Description of the task: Reading the records below, find how many lines include the word "image" and give that number alone.

Extracted data:
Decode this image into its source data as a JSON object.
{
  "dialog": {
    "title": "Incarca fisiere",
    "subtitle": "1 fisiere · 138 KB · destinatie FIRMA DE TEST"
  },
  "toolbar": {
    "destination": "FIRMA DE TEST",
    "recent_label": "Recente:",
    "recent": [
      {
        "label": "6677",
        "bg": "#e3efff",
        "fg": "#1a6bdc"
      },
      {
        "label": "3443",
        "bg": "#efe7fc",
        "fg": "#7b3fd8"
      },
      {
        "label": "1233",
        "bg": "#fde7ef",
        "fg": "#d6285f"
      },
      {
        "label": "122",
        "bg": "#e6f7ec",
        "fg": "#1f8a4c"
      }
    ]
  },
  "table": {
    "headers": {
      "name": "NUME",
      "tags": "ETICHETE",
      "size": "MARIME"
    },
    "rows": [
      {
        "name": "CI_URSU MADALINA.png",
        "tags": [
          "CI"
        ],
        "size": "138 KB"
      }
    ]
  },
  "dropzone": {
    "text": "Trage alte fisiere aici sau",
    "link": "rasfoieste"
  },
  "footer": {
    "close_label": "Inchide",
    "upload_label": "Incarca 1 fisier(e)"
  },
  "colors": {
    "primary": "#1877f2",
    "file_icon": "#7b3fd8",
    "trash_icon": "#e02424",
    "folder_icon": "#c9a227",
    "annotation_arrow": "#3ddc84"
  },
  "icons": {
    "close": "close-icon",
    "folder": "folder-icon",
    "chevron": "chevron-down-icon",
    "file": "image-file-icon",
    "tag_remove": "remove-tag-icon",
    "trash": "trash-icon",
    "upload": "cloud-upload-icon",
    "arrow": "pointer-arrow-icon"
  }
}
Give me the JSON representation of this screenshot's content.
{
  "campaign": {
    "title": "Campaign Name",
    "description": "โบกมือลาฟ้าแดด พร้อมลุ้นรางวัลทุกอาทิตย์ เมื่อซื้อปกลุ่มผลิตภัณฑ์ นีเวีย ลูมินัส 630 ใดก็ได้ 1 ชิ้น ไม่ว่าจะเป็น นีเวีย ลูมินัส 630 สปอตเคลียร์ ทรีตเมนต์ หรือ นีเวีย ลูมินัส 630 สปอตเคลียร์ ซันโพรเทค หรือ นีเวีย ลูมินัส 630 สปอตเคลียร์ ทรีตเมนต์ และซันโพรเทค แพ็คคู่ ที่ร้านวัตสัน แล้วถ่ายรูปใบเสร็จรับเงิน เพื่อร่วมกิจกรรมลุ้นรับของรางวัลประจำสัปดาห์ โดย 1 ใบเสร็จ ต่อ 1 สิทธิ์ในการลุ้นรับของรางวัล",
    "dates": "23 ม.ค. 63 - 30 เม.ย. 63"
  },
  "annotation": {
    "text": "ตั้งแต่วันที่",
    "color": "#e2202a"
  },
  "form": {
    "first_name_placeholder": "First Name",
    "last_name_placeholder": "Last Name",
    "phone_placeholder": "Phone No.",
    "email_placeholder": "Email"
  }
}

Task result: 2